## Activity
Check each line of the material for "time" and report how many lines have it, with nothing added.
>>>
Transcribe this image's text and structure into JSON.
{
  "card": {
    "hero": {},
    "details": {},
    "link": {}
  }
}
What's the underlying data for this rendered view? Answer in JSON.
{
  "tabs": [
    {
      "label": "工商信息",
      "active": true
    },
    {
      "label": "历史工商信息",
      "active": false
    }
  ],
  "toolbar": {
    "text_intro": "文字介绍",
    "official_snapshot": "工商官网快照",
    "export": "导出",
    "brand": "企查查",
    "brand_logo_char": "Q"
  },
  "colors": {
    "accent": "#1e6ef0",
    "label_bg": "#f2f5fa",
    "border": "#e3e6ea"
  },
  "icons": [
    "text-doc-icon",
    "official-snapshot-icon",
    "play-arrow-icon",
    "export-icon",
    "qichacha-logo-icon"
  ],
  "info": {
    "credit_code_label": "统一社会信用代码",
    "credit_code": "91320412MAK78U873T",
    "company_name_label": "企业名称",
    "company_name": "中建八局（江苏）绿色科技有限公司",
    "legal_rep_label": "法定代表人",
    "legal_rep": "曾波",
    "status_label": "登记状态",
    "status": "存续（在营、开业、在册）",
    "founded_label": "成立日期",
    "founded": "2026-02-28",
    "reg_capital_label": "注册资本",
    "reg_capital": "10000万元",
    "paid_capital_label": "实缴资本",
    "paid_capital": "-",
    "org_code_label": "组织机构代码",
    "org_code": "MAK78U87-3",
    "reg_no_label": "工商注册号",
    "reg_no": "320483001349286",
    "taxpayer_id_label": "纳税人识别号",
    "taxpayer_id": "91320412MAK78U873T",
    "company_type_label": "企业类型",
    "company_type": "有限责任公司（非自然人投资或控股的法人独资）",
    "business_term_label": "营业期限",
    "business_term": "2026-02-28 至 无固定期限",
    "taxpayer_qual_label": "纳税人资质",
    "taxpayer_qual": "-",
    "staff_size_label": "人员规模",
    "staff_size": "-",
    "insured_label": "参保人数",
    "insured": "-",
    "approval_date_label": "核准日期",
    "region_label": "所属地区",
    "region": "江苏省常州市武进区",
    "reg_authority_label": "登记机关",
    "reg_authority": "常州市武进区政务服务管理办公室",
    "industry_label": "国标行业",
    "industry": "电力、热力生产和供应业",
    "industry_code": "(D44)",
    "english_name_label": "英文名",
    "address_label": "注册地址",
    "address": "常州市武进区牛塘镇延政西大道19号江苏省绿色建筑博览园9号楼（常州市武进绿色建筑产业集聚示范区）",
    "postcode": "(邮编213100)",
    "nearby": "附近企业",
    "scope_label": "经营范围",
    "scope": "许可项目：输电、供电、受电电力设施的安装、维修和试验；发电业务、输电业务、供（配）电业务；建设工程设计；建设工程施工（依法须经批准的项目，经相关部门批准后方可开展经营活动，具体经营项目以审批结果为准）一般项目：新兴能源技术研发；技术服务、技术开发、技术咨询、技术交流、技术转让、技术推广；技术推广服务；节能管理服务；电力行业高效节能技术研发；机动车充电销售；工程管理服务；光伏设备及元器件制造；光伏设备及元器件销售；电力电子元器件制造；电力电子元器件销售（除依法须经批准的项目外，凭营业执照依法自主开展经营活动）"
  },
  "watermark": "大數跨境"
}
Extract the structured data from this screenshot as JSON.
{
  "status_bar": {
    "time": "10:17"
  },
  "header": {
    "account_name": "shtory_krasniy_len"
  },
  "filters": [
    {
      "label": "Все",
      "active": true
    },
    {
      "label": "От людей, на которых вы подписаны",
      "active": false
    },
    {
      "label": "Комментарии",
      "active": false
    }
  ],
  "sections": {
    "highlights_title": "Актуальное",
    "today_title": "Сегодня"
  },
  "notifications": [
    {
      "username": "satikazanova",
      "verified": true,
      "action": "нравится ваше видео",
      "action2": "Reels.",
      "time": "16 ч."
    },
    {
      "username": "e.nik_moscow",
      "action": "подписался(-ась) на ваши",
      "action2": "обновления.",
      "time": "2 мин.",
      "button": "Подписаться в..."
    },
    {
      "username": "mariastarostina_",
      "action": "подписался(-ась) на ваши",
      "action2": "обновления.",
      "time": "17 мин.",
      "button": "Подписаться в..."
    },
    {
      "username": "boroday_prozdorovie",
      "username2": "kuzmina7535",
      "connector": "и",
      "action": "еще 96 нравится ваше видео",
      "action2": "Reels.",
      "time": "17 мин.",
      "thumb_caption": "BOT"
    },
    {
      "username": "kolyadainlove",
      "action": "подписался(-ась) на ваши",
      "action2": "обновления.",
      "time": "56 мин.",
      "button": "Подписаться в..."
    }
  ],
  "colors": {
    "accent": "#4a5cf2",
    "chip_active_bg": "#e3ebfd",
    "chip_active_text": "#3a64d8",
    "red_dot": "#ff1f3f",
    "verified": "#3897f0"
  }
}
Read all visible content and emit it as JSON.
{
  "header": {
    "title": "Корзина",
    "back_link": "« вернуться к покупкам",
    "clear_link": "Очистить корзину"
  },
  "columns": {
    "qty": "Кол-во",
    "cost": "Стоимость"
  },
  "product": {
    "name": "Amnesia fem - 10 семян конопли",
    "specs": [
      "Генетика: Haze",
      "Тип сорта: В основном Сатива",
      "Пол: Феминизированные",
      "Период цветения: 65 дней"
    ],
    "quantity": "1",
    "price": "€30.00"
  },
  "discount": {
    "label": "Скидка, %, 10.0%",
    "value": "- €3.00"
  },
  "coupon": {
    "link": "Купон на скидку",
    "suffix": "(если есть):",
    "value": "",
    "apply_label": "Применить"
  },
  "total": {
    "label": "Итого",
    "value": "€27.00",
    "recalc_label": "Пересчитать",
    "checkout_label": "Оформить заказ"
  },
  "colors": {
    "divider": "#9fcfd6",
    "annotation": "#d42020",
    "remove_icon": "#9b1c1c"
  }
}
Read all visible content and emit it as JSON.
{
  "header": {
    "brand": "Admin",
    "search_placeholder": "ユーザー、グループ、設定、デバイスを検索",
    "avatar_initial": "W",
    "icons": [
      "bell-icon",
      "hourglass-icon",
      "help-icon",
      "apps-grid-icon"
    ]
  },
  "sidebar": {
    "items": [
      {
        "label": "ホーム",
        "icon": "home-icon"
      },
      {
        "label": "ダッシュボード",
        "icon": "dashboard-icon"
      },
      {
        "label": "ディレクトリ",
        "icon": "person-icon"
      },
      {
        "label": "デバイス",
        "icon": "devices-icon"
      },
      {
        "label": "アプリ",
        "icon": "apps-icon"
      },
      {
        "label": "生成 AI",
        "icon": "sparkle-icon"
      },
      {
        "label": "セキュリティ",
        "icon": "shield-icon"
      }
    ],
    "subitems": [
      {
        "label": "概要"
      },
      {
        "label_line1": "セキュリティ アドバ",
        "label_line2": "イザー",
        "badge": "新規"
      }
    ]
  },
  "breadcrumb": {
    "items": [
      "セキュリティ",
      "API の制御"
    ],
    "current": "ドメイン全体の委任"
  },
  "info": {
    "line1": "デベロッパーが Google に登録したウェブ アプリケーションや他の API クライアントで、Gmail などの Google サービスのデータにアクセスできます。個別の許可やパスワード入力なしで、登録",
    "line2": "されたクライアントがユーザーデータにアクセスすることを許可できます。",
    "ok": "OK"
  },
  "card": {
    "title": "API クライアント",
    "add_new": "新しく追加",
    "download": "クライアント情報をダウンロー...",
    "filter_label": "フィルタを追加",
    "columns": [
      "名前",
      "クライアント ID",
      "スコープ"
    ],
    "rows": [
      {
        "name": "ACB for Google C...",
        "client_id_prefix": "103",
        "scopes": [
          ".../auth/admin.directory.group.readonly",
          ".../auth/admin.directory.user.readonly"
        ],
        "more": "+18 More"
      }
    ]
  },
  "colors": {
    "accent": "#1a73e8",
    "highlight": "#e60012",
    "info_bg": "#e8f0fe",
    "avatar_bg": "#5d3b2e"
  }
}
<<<
## Response area
6